Missouri Highway Patrol data shows the same trend for drug- and alcohol-involved crashes, which are down across the state compared to previous years. From 2016 through 2019, the months of January through June average more than 100 deaths and 1,700 injuries in crashes statewide where drugs or alcohol were a factor. The total for 2020 so far is 69 deaths and 937 injuries.

RELATED: Stay-at-home orders lead to safest April for drivers in 18 years

The rate of DUI crashes in the first half of the year routinely averages more than 500 per month, but in 2020 the MSHP data shows just 111 drug or alcohol involved crashes in April and 168 in May. The current tally for DUI crashes for June is just 89.

And for the first time in five years, there were no deaths in crashes involving drugs or alcohol in April or June within the Troop C region, covering St. Louis and the surrounding counties, according to data published so far.

With many factors affecting safety on the roads, it’s hard to know if there are actually fewer people driving impaired or if those drivers are just less likely to crash because of decreased traffic.

Corporal Juston Wheetley with MSHP Troop C says that despite the DUI decreases, there are still impaired drivers on the road.

“The short answer is we are still arresting people for DWI and still seeing DWI related crashes,” said Wheetley.

Social distancing regulations haven’t stopped officers from conducting DUI stops and tests, he added. “For our field sobriety tests, we still administer them as we normally would. Our officers are provided with the appropriate equipment to keep themselves safe.”

The positive trend might change soon. Businesses and bars across the state are reopening, and the July 4 holiday is usually a hot spot of impaired driving and crashes. Over the holiday weekend in 2013, traffic crashes killed 17 people across the state.

According to MSHP data for July 3rd, 4th, and 5th from 2016 through 2019, drug- and alcohol-involved crashes killed 13 people and injured 152.

RELATED: July Fourth weekend will test Americans' discipline

This year, there are fewer large events planned due to the pandemic, which may cut down on traffic. But residents have noticed an increase in fireworks displays in their own neighborhoods.
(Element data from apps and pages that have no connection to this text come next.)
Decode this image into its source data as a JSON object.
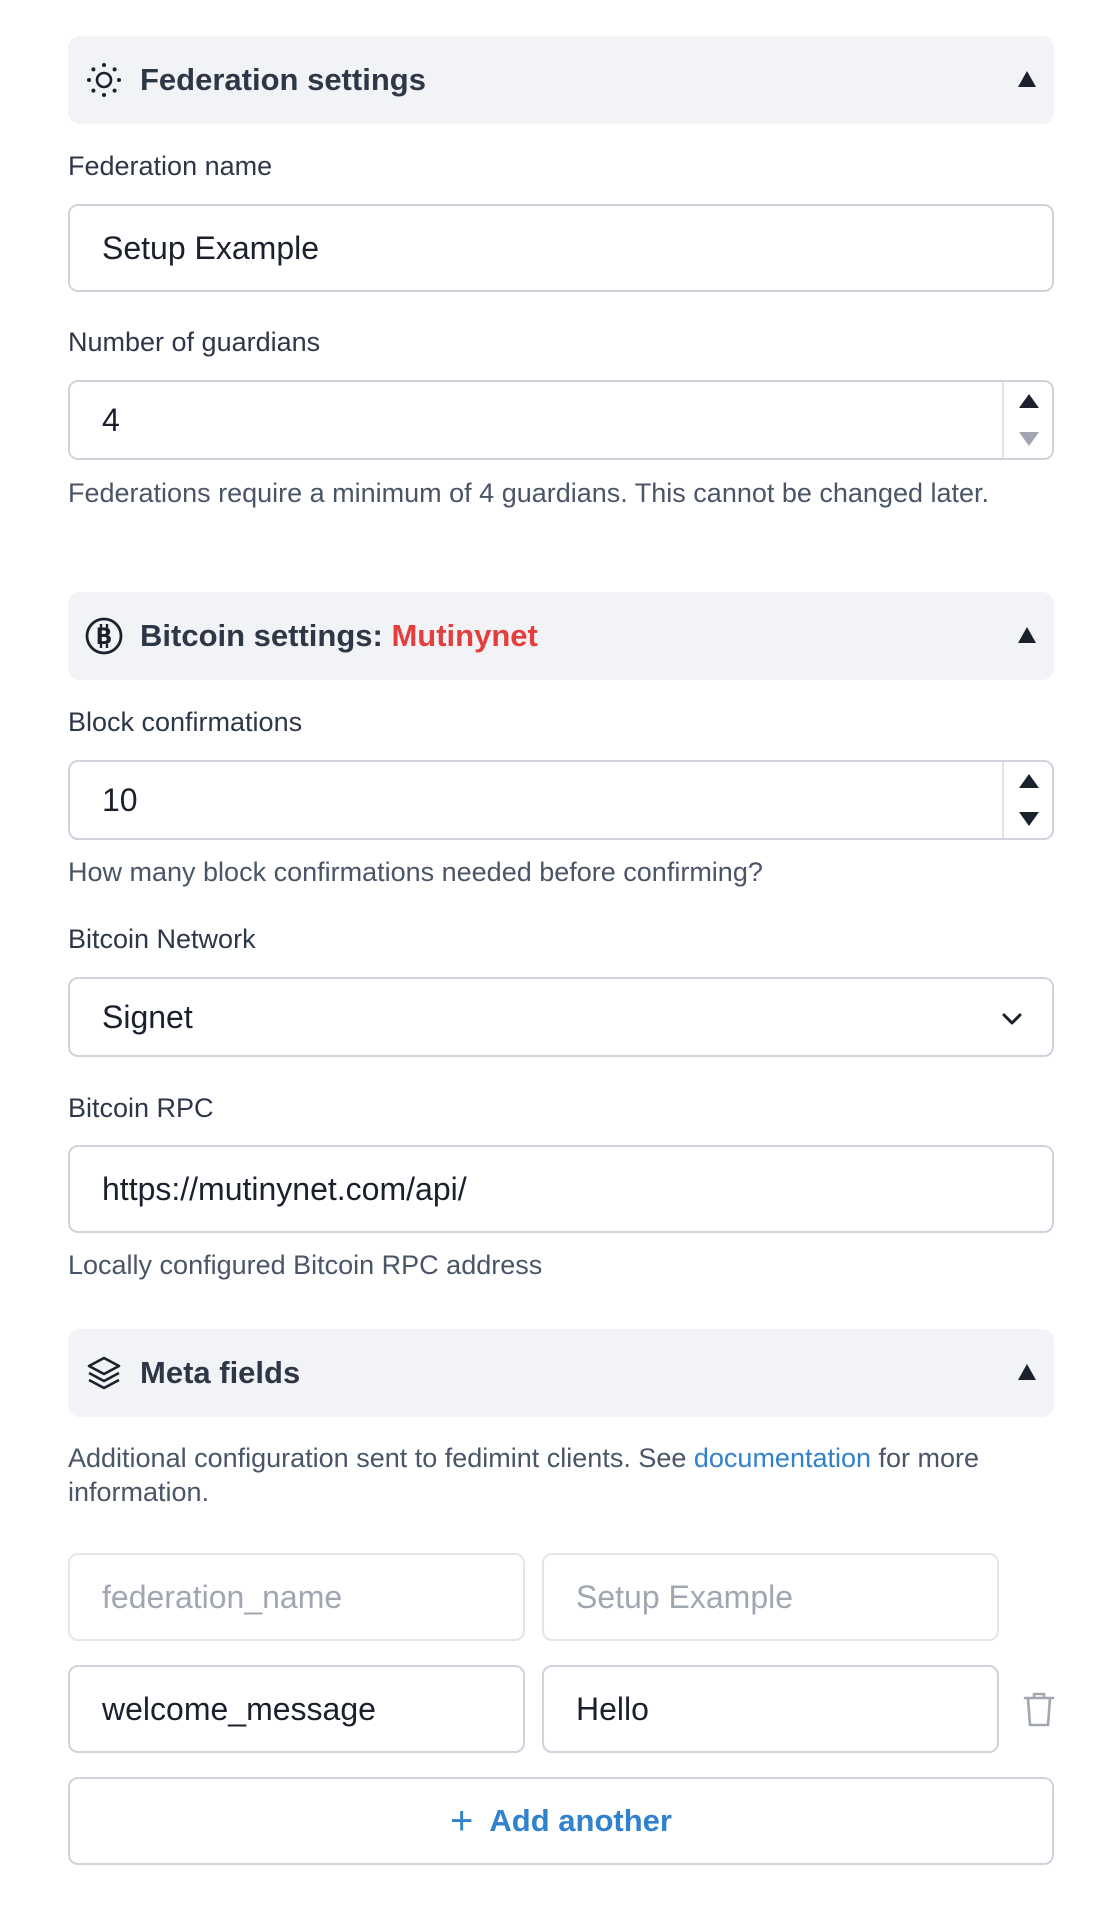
{
  "federation": {
    "title": "Federation settings",
    "name_label": "Federation name",
    "name_value": "Setup Example",
    "guardians_label": "Number of guardians",
    "guardians_value": "4",
    "guardians_helper": "Federations require a minimum of 4 guardians. This cannot be changed later."
  },
  "bitcoin": {
    "title_prefix": "Bitcoin settings:",
    "title_accent": "Mutinynet",
    "confirmations_label": "Block confirmations",
    "confirmations_value": "10",
    "confirmations_helper": "How many block confirmations needed before confirming?",
    "network_label": "Bitcoin Network",
    "network_value": "Signet",
    "rpc_label": "Bitcoin RPC",
    "rpc_value": "https://mutinynet.com/api/",
    "rpc_helper": "Locally configured Bitcoin RPC address"
  },
  "meta": {
    "title": "Meta fields",
    "helper_before": "Additional configuration sent to fedimint clients. See",
    "helper_link": "documentation",
    "helper_after": "for more information.",
    "rows": [
      {
        "key": "federation_name",
        "value": "Setup Example"
      },
      {
        "key": "welcome_message",
        "value": "Hello"
      }
    ],
    "add_label": "Add another"
  },
  "colors": {
    "accent_red": "#e53e3e",
    "link_blue": "#3182ce",
    "header_bg": "#f2f3f6"
  },
  "icons": [
    "sun-icon",
    "bitcoin-icon",
    "layers-icon",
    "caret-up-icon",
    "chevron-down-icon",
    "trash-icon",
    "plus-icon"
  ]
}
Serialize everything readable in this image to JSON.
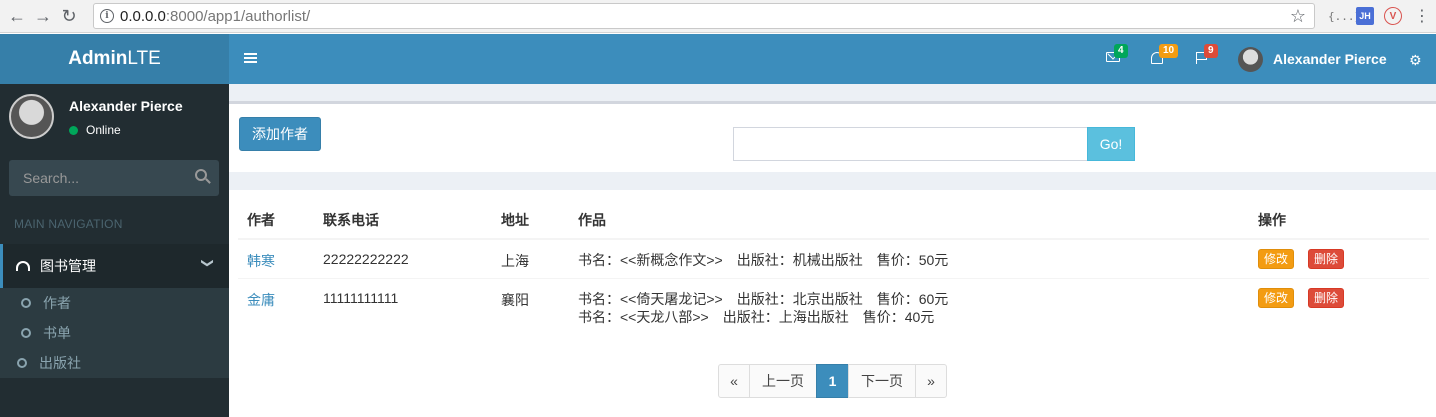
{
  "browser": {
    "url_host": "0.0.0.0",
    "url_rest": ":8000/app1/authorlist/",
    "ext_braces": "{...}",
    "ext_jh": "JH",
    "ext_v": "V"
  },
  "brand": {
    "bold": "Admin",
    "light": "LTE"
  },
  "user": {
    "name": "Alexander Pierce",
    "status": "Online"
  },
  "sidebar": {
    "search_placeholder": "Search...",
    "nav_header": "MAIN NAVIGATION",
    "menu_label": "图书管理",
    "sub_items": [
      {
        "label": "作者"
      },
      {
        "label": "书单"
      },
      {
        "label": "出版社"
      }
    ]
  },
  "header": {
    "mail_count": "4",
    "notif_count": "10",
    "task_count": "9",
    "user_name": "Alexander Pierce"
  },
  "toolbar": {
    "add_label": "添加作者",
    "search_value": "",
    "go_label": "Go!"
  },
  "table": {
    "columns": [
      "作者",
      "联系电话",
      "地址",
      "作品",
      "操作"
    ],
    "rows": [
      {
        "author": "韩寒",
        "phone": "22222222222",
        "address": "上海",
        "works": [
          {
            "book": "书名：<<新概念作文>>",
            "publisher": "出版社：机械出版社",
            "price": "售价：50元"
          }
        ],
        "edit": "修改",
        "delete": "删除"
      },
      {
        "author": "金庸",
        "phone": "11111111111",
        "address": "襄阳",
        "works": [
          {
            "book": "书名：<<倚天屠龙记>>",
            "publisher": "出版社：北京出版社",
            "price": "售价：60元"
          },
          {
            "book": "书名：<<天龙八部>>",
            "publisher": "出版社：上海出版社",
            "price": "售价：40元"
          }
        ],
        "edit": "修改",
        "delete": "删除"
      }
    ]
  },
  "pagination": {
    "first": "«",
    "prev": "上一页",
    "current": "1",
    "next": "下一页",
    "last": "»"
  },
  "colors": {
    "header": "#3c8dbc",
    "sidebar": "#222d32",
    "edit": "#f39c12",
    "delete": "#dd4b39",
    "go": "#5bc0de"
  }
}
“Our plans for the highways haven’t changed. In fact we have added more special enforcement projects for this year to help reduce traffic crashes and fatalities on our roadways.  Throughout the weekend we will have DWI saturations, speed saturations and hazardous moving saturations throughout the Troop C area,” Wheetley said.